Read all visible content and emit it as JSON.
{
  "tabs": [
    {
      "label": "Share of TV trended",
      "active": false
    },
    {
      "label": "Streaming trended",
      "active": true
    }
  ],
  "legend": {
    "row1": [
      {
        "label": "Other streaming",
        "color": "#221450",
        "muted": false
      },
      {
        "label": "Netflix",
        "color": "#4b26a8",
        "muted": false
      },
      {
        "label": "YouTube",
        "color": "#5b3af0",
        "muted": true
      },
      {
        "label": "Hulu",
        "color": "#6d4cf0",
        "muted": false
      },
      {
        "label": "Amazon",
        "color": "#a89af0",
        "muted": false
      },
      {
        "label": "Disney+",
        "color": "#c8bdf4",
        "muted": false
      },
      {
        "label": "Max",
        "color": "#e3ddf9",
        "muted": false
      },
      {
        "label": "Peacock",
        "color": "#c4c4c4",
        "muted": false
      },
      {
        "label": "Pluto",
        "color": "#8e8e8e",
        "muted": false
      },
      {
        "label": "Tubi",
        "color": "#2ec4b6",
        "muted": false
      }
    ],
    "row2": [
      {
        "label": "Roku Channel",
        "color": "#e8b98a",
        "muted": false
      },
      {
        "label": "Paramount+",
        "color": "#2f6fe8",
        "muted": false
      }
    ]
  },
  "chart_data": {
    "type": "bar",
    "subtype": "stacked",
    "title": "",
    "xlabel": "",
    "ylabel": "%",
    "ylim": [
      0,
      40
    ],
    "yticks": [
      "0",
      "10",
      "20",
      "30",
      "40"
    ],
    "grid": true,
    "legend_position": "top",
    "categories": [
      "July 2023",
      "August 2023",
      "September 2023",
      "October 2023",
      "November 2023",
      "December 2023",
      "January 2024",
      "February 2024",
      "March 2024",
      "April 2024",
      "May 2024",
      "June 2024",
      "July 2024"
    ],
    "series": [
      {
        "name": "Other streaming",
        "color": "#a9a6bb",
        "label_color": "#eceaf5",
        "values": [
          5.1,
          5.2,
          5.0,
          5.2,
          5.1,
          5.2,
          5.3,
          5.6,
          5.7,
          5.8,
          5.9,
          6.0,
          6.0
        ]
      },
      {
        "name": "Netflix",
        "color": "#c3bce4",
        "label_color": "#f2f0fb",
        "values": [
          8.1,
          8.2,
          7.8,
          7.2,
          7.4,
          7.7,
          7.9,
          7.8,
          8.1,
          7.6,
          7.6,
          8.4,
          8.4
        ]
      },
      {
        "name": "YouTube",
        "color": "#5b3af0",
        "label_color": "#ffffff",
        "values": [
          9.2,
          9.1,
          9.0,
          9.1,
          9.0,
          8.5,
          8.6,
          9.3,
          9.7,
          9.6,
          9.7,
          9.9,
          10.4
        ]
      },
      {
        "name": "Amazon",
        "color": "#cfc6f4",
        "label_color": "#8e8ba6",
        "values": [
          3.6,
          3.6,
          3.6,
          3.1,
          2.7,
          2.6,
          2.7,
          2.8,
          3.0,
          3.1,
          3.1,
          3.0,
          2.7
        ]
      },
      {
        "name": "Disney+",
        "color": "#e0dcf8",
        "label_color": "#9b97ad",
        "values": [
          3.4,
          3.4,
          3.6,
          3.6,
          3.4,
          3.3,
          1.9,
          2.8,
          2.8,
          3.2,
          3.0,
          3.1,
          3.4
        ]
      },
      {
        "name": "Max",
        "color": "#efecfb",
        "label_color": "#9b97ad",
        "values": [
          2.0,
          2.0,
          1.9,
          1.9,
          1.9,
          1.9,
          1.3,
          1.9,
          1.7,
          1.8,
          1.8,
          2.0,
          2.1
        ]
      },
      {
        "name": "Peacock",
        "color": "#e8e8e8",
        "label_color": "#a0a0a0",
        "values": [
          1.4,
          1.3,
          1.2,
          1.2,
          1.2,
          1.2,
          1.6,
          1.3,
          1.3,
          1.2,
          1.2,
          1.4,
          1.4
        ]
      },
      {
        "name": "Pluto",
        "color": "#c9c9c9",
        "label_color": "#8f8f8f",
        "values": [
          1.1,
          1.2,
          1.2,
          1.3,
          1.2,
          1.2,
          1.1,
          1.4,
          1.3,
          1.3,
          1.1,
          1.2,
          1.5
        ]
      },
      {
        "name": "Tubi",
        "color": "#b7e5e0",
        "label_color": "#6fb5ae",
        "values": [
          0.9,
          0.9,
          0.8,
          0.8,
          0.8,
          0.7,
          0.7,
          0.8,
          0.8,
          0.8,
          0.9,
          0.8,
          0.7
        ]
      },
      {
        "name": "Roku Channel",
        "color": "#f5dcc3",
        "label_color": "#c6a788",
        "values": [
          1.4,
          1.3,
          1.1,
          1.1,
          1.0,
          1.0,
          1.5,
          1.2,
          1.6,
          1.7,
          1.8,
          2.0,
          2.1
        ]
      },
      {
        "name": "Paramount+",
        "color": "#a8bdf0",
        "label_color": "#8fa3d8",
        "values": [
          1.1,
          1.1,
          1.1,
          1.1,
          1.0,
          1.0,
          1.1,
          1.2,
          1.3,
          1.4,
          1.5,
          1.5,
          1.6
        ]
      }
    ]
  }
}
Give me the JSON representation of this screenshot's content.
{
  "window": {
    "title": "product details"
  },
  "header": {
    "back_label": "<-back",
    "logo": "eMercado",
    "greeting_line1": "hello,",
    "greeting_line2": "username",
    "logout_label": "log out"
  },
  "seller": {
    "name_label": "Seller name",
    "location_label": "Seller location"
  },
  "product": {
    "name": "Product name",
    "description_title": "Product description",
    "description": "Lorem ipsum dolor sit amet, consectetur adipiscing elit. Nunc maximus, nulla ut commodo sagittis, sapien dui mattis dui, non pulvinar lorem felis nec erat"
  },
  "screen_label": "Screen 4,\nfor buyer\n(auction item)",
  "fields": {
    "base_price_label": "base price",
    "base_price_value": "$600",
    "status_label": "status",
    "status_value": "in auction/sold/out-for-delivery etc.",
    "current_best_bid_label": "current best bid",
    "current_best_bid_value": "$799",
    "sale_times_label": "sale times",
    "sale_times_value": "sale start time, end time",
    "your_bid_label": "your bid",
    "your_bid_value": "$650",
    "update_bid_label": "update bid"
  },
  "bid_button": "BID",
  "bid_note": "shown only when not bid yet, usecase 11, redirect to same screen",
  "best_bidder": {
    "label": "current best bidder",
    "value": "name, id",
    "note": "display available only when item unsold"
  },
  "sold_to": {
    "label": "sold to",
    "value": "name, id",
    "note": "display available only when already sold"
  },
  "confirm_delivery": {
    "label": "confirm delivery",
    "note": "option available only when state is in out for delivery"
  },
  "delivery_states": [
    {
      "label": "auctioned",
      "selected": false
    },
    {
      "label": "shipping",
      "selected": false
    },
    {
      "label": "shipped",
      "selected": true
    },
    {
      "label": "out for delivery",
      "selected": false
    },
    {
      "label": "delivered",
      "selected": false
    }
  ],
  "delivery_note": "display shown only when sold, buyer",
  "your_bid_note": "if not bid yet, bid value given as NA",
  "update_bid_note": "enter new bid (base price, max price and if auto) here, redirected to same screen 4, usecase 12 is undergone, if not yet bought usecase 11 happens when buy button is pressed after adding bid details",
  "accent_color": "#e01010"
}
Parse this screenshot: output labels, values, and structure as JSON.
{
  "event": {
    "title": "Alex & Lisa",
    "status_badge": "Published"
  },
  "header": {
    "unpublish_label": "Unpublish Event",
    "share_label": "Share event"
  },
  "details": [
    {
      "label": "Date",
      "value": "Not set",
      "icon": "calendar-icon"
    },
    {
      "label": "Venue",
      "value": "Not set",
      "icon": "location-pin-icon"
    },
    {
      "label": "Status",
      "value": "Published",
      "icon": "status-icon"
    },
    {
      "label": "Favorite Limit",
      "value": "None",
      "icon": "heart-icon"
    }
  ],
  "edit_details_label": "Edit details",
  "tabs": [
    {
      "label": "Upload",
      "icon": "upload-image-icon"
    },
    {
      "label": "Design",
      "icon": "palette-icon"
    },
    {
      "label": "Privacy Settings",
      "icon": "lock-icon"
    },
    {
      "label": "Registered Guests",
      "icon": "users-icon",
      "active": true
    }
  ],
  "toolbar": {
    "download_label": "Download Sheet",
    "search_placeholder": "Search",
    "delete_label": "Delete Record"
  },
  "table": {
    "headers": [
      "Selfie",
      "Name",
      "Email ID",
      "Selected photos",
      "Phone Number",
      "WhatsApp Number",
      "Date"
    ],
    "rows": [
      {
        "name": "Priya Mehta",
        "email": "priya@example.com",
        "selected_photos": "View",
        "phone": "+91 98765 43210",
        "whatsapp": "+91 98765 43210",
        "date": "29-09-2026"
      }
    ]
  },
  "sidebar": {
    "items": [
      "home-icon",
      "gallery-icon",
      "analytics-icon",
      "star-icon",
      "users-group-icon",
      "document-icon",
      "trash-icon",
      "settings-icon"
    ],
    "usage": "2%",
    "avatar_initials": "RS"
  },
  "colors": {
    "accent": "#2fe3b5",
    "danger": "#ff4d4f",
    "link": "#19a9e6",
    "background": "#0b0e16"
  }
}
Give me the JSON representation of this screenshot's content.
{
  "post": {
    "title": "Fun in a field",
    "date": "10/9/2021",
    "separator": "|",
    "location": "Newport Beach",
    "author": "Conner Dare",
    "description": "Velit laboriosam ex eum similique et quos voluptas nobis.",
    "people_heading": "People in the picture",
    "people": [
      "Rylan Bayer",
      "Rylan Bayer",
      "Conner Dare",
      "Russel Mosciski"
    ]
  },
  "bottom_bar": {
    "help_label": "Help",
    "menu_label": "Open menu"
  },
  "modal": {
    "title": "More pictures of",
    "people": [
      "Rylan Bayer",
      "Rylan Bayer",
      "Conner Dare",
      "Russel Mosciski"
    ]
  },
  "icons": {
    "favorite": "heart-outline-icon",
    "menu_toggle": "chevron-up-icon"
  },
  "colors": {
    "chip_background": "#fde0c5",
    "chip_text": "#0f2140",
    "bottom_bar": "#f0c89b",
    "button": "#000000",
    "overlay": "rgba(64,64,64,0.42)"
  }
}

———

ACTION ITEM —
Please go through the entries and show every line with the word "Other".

ANSWER BELOW —
        "label": "Other streaming",
        "name": "Other streaming",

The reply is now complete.